> [YOUR GOAL] Report, from the records below, every line where the word "caption" appears.

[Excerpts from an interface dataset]
== Segment start ==
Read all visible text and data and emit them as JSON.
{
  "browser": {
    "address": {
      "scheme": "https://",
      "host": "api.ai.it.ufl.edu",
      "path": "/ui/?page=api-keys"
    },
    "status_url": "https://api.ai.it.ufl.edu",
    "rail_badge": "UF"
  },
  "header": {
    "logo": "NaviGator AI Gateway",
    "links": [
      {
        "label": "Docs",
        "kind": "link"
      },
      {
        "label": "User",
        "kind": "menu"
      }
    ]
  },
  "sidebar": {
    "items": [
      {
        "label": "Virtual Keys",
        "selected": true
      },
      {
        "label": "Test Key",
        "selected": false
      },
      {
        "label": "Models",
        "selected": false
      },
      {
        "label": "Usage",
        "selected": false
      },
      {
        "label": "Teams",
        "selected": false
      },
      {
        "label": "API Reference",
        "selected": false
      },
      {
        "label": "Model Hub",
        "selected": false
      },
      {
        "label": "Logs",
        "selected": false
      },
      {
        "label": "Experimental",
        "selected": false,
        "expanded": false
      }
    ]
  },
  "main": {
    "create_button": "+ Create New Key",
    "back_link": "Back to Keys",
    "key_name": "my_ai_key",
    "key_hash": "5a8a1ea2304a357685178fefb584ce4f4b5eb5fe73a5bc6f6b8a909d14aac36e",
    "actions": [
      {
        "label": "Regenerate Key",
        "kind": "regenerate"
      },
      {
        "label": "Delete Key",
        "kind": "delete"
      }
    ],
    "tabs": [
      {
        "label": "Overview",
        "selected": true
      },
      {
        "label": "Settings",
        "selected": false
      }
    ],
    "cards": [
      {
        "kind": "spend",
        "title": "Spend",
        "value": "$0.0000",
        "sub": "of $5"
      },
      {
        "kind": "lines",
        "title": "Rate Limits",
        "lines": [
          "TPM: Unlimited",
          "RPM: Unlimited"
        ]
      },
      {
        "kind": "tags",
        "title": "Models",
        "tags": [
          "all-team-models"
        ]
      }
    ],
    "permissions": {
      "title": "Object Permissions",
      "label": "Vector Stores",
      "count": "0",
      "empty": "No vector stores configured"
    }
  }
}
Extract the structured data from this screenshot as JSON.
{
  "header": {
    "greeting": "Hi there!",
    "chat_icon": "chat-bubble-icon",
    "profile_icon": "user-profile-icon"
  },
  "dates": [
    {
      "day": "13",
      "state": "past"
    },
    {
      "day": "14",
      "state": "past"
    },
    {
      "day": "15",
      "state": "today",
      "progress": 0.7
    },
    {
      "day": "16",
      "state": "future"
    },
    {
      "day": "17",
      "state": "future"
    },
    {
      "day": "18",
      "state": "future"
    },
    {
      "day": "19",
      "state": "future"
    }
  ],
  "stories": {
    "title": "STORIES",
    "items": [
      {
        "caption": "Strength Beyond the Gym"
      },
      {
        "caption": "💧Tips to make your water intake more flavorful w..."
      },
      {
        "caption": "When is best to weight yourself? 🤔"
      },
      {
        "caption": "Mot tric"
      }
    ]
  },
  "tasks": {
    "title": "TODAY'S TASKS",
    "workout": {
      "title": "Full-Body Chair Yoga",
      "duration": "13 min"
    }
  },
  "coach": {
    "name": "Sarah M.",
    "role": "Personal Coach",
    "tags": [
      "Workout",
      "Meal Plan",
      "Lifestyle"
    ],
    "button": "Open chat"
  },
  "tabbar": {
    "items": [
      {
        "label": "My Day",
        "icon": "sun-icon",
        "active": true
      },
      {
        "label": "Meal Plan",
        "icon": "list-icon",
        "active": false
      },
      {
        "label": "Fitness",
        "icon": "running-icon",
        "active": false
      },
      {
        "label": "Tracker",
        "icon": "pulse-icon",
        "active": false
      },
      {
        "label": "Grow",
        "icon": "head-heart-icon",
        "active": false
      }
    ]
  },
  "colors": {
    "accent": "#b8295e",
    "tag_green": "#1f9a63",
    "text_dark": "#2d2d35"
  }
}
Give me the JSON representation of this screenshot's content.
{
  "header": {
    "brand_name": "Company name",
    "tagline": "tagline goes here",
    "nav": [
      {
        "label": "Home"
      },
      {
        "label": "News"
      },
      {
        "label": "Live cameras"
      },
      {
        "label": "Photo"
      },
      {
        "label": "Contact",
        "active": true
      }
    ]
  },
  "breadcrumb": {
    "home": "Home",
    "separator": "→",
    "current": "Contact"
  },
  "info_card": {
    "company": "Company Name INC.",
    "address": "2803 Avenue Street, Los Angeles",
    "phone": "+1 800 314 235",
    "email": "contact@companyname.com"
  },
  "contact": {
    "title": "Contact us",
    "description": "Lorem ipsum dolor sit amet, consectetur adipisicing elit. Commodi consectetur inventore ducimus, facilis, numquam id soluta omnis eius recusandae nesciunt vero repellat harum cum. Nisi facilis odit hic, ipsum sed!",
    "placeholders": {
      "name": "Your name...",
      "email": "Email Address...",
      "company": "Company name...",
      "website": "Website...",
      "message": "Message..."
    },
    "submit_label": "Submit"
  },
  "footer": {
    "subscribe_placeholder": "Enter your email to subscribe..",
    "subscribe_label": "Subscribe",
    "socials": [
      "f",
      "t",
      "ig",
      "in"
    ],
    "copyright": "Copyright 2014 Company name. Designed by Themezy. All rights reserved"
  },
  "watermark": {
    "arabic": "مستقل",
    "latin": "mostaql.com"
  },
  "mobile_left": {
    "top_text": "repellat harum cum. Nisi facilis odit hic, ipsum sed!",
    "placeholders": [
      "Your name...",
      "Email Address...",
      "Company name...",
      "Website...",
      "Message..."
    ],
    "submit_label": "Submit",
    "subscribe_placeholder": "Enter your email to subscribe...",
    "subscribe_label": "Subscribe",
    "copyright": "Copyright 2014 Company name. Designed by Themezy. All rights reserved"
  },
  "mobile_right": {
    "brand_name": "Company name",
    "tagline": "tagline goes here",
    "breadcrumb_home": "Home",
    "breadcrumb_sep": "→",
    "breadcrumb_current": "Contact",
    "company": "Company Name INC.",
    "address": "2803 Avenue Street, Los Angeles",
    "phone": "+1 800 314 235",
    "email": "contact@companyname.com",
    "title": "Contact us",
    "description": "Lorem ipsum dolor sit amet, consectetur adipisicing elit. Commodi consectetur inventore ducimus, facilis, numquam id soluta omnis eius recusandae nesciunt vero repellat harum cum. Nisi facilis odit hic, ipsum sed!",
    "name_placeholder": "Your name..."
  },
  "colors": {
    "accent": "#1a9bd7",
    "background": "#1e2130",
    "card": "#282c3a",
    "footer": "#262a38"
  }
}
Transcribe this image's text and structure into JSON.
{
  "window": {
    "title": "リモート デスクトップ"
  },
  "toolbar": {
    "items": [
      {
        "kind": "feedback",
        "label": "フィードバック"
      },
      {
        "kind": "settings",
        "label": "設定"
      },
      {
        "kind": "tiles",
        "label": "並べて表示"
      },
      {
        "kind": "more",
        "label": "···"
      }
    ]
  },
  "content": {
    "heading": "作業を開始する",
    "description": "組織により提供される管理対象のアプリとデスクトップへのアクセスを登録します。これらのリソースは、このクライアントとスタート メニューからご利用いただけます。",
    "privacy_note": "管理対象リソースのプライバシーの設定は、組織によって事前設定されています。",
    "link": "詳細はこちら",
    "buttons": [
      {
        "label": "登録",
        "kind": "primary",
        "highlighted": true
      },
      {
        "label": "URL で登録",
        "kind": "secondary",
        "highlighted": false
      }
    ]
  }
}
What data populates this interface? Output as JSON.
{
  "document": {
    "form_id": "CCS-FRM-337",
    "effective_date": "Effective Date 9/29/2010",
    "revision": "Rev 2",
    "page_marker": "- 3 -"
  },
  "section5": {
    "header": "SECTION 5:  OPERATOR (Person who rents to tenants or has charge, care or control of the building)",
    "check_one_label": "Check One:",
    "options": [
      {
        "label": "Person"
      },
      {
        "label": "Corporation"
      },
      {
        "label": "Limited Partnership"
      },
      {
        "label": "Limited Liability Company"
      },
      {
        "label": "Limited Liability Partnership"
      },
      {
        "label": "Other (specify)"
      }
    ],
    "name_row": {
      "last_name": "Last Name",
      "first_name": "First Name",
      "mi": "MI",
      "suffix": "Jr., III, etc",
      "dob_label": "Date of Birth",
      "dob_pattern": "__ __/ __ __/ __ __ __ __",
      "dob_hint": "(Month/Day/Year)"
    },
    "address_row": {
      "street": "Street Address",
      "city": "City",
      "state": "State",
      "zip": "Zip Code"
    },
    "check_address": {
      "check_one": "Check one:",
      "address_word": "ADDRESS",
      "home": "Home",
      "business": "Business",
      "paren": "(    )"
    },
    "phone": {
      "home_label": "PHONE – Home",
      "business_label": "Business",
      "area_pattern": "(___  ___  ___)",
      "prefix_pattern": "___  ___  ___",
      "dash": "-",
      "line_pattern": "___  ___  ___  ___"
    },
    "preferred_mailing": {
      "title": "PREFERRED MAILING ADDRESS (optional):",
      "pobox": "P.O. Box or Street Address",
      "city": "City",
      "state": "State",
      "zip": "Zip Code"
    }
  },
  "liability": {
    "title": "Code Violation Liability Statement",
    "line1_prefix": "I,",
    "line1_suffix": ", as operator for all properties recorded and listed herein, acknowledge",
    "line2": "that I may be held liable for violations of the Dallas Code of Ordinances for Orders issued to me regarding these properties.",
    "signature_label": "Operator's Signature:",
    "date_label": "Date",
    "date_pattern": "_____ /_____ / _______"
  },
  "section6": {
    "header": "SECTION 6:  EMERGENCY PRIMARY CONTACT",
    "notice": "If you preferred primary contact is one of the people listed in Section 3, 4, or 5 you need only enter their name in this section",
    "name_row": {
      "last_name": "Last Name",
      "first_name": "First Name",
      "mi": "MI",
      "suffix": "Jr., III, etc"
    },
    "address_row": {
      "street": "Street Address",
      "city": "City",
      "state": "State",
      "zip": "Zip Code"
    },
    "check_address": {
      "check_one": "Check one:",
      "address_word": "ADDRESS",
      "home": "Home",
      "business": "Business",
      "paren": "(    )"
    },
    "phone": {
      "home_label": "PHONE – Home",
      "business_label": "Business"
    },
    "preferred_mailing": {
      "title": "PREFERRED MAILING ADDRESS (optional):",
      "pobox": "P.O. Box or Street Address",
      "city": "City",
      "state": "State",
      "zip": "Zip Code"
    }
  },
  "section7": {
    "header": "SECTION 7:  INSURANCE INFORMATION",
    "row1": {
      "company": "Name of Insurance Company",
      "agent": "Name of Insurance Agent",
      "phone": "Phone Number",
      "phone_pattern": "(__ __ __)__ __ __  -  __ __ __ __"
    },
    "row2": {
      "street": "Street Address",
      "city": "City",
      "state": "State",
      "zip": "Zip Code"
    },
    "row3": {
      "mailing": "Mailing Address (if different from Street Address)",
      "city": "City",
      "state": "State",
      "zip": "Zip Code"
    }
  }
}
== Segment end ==
> [TASK SOLUTION]
        "caption": "Strength Beyond the Gym"
        "caption": "💧Tips to make your water intake more flavorful w..."
        "caption": "When is best to weight yourself? 🤔"
        "caption": "Mot tric"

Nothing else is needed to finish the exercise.